One of the interesting things about reading several books at the same time is that themes tend to play against each other, creating a dialogue likely never imagined. When Pope John Paul II was simply known as Bishop Karol Wojtyla, he conducted a retreat, providing daily talks on the Christian path to young college students in attendence. In contrast, yoga master and writer Jeff Davis shares his insight into both discplines to create a mindful writing method in his book The Journey from the Center to the Page (which on glance at Amazon, has apparently been remaindered as a hardback, so the paperback is actually more expensive than the cloth cover version. Interesting.)
*shakes head to clear thoughts*
On the one hand, Davis shares his conviction that ritual is an integral part of a successful writer's life. Rituals define writing space, making the act of writing a sacred thing. In my heart, I believe what he is saying is true for me. I seem to write best when I define my writing space distinctly as opposed to haphazardly trying to write something down between this task and that. But lets face it, as a working mom facing the very real possiblity of adding another part-time job to her already busy schedule, the looseness required to honor ritual seems a remote possibility. However, the impression is clear especially in light of my recent exploration of Babaylan. Ritual moments are important and I'd argue, for myself, essential to both my well being as well as my writing. Rituals provide balance between the busy-ness of our day to day world with the stillness needed to tap into the passion that fuels art.

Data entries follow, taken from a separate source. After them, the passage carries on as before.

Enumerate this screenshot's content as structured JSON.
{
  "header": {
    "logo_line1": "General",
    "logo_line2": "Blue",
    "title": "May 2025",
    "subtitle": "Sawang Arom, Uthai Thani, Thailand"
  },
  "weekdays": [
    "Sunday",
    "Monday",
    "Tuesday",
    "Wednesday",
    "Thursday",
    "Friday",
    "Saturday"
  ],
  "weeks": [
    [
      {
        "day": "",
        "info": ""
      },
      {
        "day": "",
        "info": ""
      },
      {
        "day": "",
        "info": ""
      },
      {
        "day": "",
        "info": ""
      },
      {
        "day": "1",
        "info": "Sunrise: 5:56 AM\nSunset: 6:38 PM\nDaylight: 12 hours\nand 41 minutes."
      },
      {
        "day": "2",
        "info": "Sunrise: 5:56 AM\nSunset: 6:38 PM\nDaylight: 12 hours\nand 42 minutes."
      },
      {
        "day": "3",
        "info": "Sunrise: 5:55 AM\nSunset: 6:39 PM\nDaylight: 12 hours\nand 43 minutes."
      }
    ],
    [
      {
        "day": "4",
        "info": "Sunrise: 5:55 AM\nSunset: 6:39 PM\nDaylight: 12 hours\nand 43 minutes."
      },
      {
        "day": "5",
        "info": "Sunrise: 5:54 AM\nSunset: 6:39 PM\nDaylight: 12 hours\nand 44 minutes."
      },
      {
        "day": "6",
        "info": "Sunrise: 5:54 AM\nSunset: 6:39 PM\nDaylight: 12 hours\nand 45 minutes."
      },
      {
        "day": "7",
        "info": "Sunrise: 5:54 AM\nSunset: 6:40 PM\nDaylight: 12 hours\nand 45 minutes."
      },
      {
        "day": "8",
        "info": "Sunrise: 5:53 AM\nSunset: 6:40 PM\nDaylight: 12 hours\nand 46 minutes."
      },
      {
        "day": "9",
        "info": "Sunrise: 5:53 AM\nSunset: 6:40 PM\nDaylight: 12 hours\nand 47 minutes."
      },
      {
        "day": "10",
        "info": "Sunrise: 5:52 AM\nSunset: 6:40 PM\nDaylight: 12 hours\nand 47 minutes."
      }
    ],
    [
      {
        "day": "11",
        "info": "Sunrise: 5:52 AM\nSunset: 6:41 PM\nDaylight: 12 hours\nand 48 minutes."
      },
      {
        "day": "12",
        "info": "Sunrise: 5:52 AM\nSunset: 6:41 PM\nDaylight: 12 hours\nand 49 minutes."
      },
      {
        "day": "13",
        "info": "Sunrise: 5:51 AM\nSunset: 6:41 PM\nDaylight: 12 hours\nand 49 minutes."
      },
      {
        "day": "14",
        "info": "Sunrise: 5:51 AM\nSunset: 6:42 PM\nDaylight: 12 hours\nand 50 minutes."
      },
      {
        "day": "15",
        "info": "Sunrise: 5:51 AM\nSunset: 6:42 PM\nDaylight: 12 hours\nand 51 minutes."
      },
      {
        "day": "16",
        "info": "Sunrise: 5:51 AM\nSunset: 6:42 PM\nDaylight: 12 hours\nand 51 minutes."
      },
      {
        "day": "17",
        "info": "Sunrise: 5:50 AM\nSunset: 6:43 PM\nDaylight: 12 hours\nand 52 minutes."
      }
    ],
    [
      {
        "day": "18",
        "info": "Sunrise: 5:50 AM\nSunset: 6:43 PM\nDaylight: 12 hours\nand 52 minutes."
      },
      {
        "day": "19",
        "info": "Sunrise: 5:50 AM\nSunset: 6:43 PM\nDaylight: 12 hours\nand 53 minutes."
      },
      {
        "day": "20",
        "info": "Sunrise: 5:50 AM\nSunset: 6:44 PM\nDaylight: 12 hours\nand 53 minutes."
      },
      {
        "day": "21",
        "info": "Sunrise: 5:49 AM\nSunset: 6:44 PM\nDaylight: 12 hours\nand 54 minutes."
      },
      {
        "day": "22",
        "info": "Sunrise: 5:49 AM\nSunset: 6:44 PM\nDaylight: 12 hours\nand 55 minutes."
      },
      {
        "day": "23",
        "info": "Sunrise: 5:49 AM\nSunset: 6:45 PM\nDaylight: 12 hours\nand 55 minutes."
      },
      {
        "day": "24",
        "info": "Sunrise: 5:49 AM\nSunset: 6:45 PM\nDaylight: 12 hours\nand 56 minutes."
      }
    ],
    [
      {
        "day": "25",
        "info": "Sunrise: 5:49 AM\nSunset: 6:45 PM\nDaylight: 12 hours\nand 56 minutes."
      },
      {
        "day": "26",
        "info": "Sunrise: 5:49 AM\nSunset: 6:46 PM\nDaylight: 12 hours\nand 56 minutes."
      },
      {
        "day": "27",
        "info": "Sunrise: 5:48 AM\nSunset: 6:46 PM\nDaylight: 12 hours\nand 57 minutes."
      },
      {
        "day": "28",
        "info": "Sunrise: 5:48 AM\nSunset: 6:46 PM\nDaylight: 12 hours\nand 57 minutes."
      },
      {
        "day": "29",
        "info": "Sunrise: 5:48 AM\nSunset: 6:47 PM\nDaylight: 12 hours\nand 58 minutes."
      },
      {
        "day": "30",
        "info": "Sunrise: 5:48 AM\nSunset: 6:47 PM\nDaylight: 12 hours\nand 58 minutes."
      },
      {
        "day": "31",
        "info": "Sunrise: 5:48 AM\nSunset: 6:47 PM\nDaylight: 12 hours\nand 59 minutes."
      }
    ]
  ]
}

Enter JPII. If there is one thing we can say about the Catholic Church, it's all about ritual. Theodrama. Ritual and repetition ground the Mass, the Rosary, the Book of Hours. In his second talk Christianity, the Religion of Choice, JPII continues his idea of community and conversation between God and Creation from the first chapter on God Is Person. His view focuses on the Gospels as revelatory, and not so much in the sense of prophetic or historic, although he is adamant that the Gospels are these things also. But by saying that the Gospels are revelatory, he means that they are one side of a conversation that God is trying to carry on with Creation, that the entire life of Christ is about bringing about balance between God and Creation. (The choice part for JPII comes into whether or not we choose to believe this is what's happening.)
So from reading this pair (thank you Mark Geisler of WWU for showing me this method of close reading) for me I can say that Life gets out of balance because I'm juggling so many things at once. Being out of balance means I can't focus on writing very well. The key to achieving balance is to first recognize there's an imbalance then enter into a ritual that creates the space for balance. The beauty of it, though, is that this points to the possibility that writing is not outside my faith, but that actually the pattern of my faith might reveal how to go about being the writer I aspire to become.
(It's interesting to note here too, that I first learned the key concepts behind close readings - historical/cultural context, alignment of key passages to other parts of narrative, connection to experience and other texts - from the homilies I heard each Sunday and Holy Day. Thankfully, most of the priests I've encountered are really good at close readings and have strengthened my ability to enter into texts more fully.)